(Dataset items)
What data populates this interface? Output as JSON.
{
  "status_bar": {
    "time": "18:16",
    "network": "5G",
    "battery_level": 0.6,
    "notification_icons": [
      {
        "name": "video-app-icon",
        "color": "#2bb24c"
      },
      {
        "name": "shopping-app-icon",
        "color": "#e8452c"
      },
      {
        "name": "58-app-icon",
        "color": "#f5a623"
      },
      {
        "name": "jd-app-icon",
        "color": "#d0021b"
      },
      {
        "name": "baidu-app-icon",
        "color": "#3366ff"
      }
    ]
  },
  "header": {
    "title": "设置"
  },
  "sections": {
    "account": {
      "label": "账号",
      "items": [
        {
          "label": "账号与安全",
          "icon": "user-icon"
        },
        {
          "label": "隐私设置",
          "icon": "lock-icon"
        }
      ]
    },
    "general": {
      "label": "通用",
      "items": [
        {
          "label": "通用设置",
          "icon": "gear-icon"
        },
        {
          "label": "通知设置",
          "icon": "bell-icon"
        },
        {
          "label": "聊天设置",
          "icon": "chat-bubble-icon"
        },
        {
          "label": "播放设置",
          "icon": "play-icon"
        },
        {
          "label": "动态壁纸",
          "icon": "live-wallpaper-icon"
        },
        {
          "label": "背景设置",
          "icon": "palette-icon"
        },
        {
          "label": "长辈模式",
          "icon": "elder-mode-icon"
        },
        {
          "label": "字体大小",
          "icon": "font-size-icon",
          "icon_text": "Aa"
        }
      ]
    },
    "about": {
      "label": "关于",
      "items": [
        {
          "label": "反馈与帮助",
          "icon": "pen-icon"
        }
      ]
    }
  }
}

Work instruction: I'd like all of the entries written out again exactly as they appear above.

Your solution:
What data populates this interface? Output as JSON.
{
  "status_bar": {
    "time": "18:16",
    "network": "5G",
    "battery_level": 0.6,
    "notification_icons": [
      {
        "name": "video-app-icon",
        "color": "#2bb24c"
      },
      {
        "name": "shopping-app-icon",
        "color": "#e8452c"
      },
      {
        "name": "58-app-icon",
        "color": "#f5a623"
      },
      {
        "name": "jd-app-icon",
        "color": "#d0021b"
      },
      {
        "name": "baidu-app-icon",
        "color": "#3366ff"
      }
    ]
  },
  "header": {
    "title": "设置"
  },
  "sections": {
    "account": {
      "label": "账号",
      "items": [
        {
          "label": "账号与安全",
          "icon": "user-icon"
        },
        {
          "label": "隐私设置",
          "icon": "lock-icon"
        }
      ]
    },
    "general": {
      "label": "通用",
      "items": [
        {
          "label": "通用设置",
          "icon": "gear-icon"
        },
        {
          "label": "通知设置",
          "icon": "bell-icon"
        },
        {
          "label": "聊天设置",
          "icon": "chat-bubble-icon"
        },
        {
          "label": "播放设置",
          "icon": "play-icon"
        },
        {
          "label": "动态壁纸",
          "icon": "live-wallpaper-icon"
        },
        {
          "label": "背景设置",
          "icon": "palette-icon"
        },
        {
          "label": "长辈模式",
          "icon": "elder-mode-icon"
        },
        {
          "label": "字体大小",
          "icon": "font-size-icon",
          "icon_text": "Aa"
        }
      ]
    },
    "about": {
      "label": "关于",
      "items": [
        {
          "label": "反馈与帮助",
          "icon": "pen-icon"
        }
      ]
    }
  }
}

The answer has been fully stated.